Generally I agree but if you are going to brute force knowing the user names are half the battle. root is one you know will be there and its a valuable one if you could get it.
I never try and brute force passwords on pentests. I usually brute force user names with a handful of bad passwords. That is once I work out how user names are constructed fist letter first name last name or whatever is being used. I'll dictionary like this:
If the organization is big enough someone has used one of the top 100 worst passwords. Hopefully its not a sysadmin.

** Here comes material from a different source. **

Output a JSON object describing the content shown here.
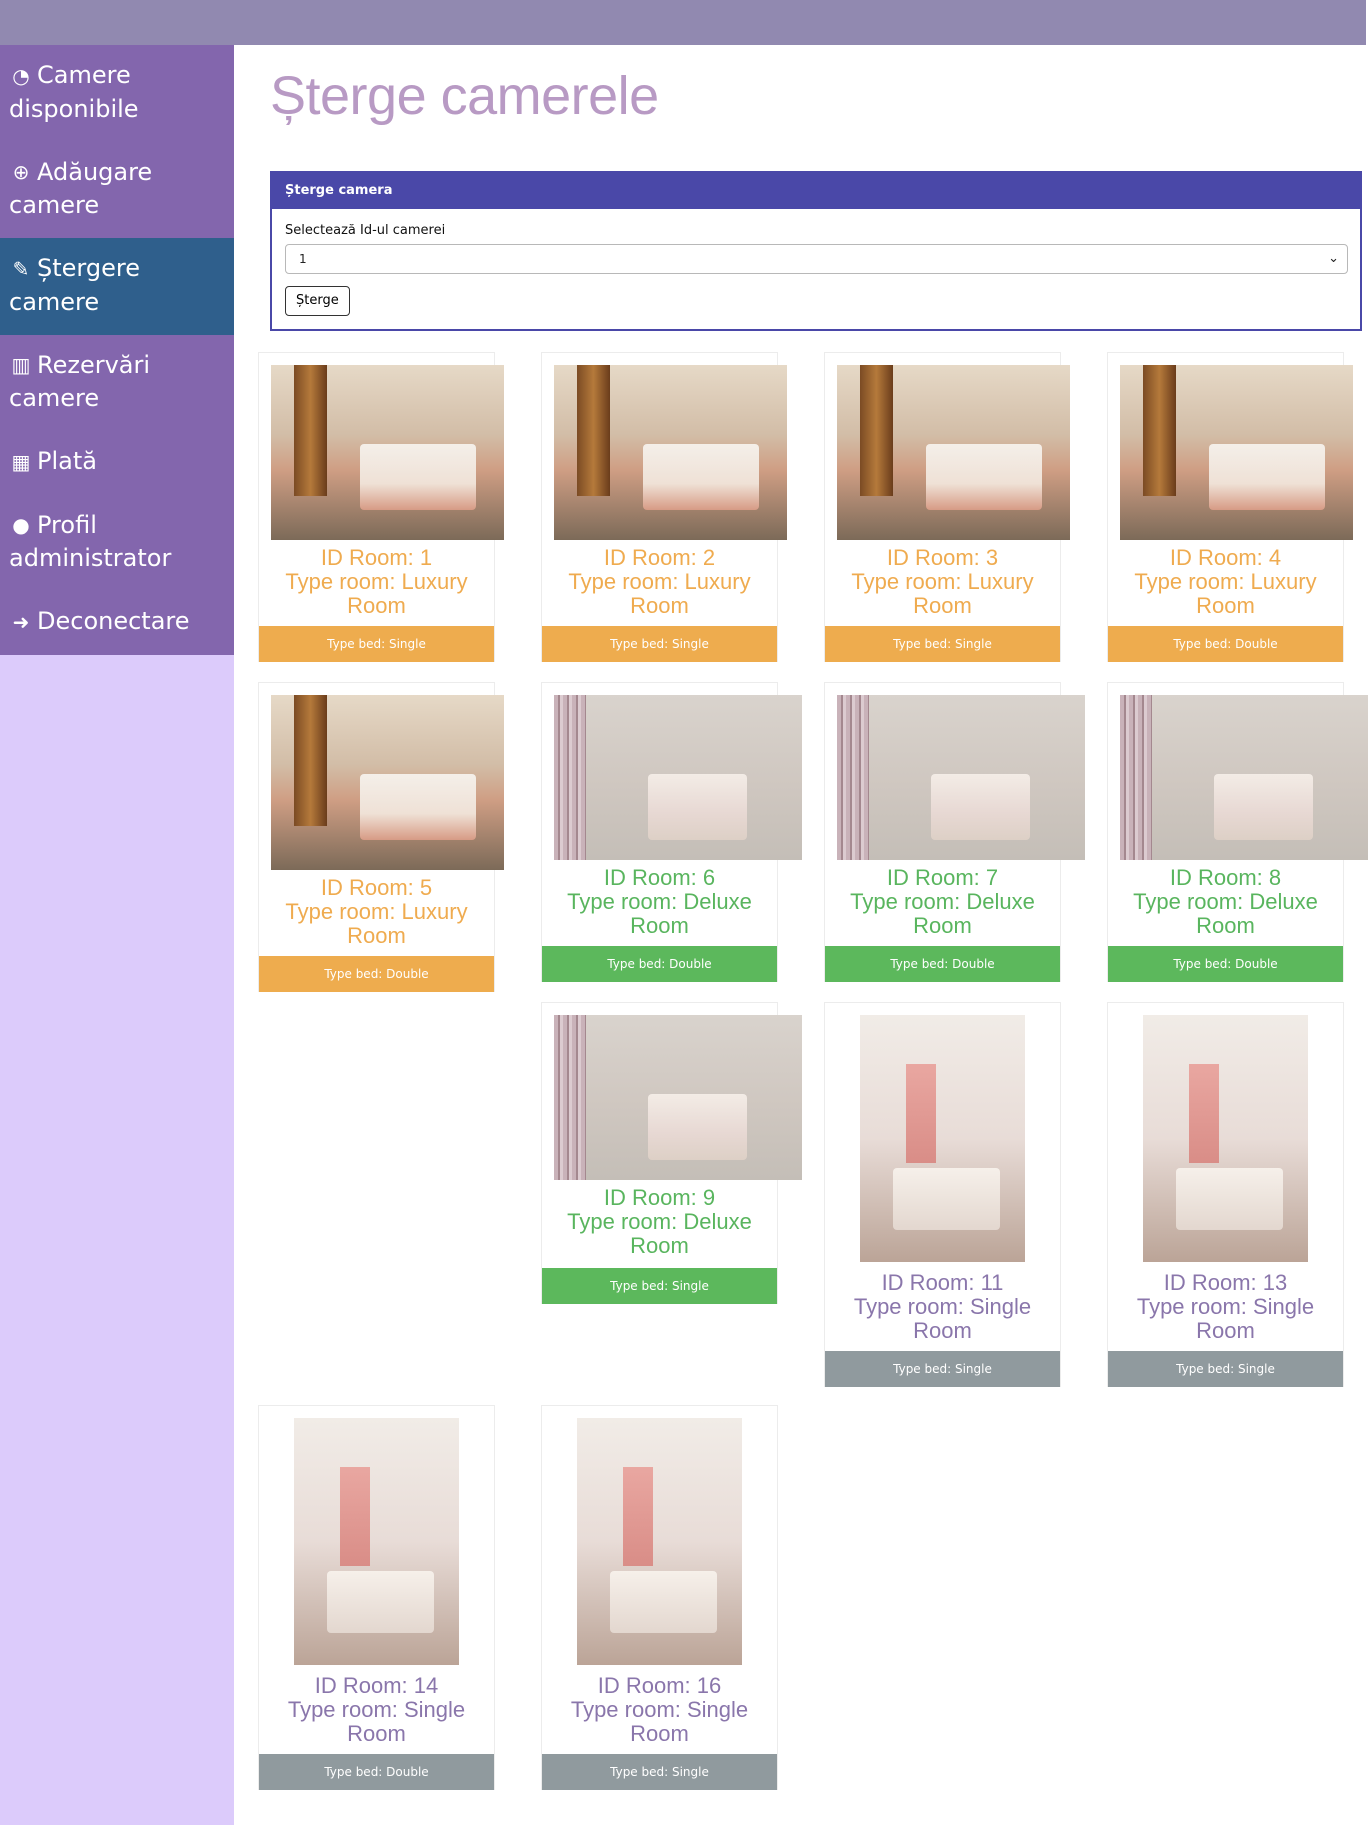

Then it comes the issue of the root account being shared. No nobody should ever be allowed to logon as root directly. Why because than you have no accountability. Was it Jim, Bob, Ted, or Sally who did that? I don't know. On the other hand if you have some kind of secure logging in place and you make people logon with their own account you at least have the log entry of who did sudo or su. Attribution is important!

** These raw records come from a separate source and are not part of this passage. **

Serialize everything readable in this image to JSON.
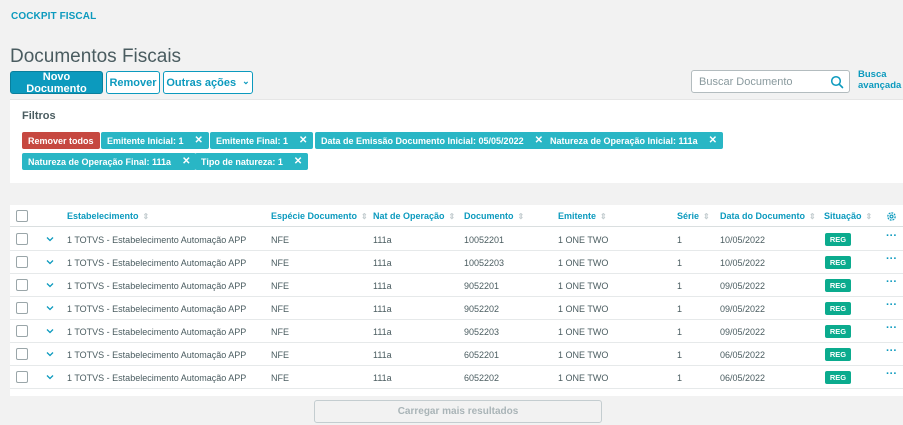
{
  "app": {
    "title": "COCKPIT FISCAL"
  },
  "page": {
    "title": "Documentos Fiscais"
  },
  "toolbar": {
    "new_label": "Novo Documento",
    "remove_label": "Remover",
    "more_label": "Outras ações"
  },
  "search": {
    "placeholder": "Buscar Documento",
    "value": "",
    "advanced_label": "Busca avançada"
  },
  "filters": {
    "title": "Filtros",
    "clear_label": "Remover todos",
    "tags": [
      "Emitente Inicial: 1",
      "Emitente Final: 1",
      "Data de Emissão Documento Inicial: 05/05/2022",
      "Natureza de Operação Inicial: 111a",
      "Natureza de Operação Final: 111a",
      "Tipo de natureza: 1"
    ]
  },
  "table": {
    "columns": [
      "Estabelecimento",
      "Espécie Documento",
      "Nat de Operação",
      "Documento",
      "Emitente",
      "Série",
      "Data do Documento",
      "Situação"
    ],
    "rows": [
      {
        "estab": "1 TOTVS - Estabelecimento Automação APP",
        "especie": "NFE",
        "nat": "111a",
        "doc": "10052201",
        "emit": "1 ONE TWO",
        "serie": "1",
        "data": "10/05/2022",
        "situacao": "REG"
      },
      {
        "estab": "1 TOTVS - Estabelecimento Automação APP",
        "especie": "NFE",
        "nat": "111a",
        "doc": "10052203",
        "emit": "1 ONE TWO",
        "serie": "1",
        "data": "10/05/2022",
        "situacao": "REG"
      },
      {
        "estab": "1 TOTVS - Estabelecimento Automação APP",
        "especie": "NFE",
        "nat": "111a",
        "doc": "9052201",
        "emit": "1 ONE TWO",
        "serie": "1",
        "data": "09/05/2022",
        "situacao": "REG"
      },
      {
        "estab": "1 TOTVS - Estabelecimento Automação APP",
        "especie": "NFE",
        "nat": "111a",
        "doc": "9052202",
        "emit": "1 ONE TWO",
        "serie": "1",
        "data": "09/05/2022",
        "situacao": "REG"
      },
      {
        "estab": "1 TOTVS - Estabelecimento Automação APP",
        "especie": "NFE",
        "nat": "111a",
        "doc": "9052203",
        "emit": "1 ONE TWO",
        "serie": "1",
        "data": "09/05/2022",
        "situacao": "REG"
      },
      {
        "estab": "1 TOTVS - Estabelecimento Automação APP",
        "especie": "NFE",
        "nat": "111a",
        "doc": "6052201",
        "emit": "1 ONE TWO",
        "serie": "1",
        "data": "06/05/2022",
        "situacao": "REG"
      },
      {
        "estab": "1 TOTVS - Estabelecimento Automação APP",
        "especie": "NFE",
        "nat": "111a",
        "doc": "6052202",
        "emit": "1 ONE TWO",
        "serie": "1",
        "data": "06/05/2022",
        "situacao": "REG"
      }
    ],
    "actions_glyph": "···"
  },
  "load_more": {
    "label": "Carregar mais resultados"
  },
  "icons": {
    "search": "search-icon",
    "chevron_down": "chevron-down-icon",
    "close": "close-icon",
    "gear": "gear-icon",
    "more": "more-options-icon"
  },
  "colors": {
    "primary": "#0c9abe",
    "danger": "#c64840",
    "tag": "#29b6c5",
    "status_reg": "#0bab8e"
  }
}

Finally if Bob leaves the company yes the root password needs to be changed. Sometimes though there are reasons you can't immediately do that. Usually these are problems in and of themselves but that is neither here nor there. It should be safe to disable or delete Bobs account the moment he walks out the door. If root logins are not allowed you will be 'mostly' even if it takes Sally a few days to change the root password everywhere.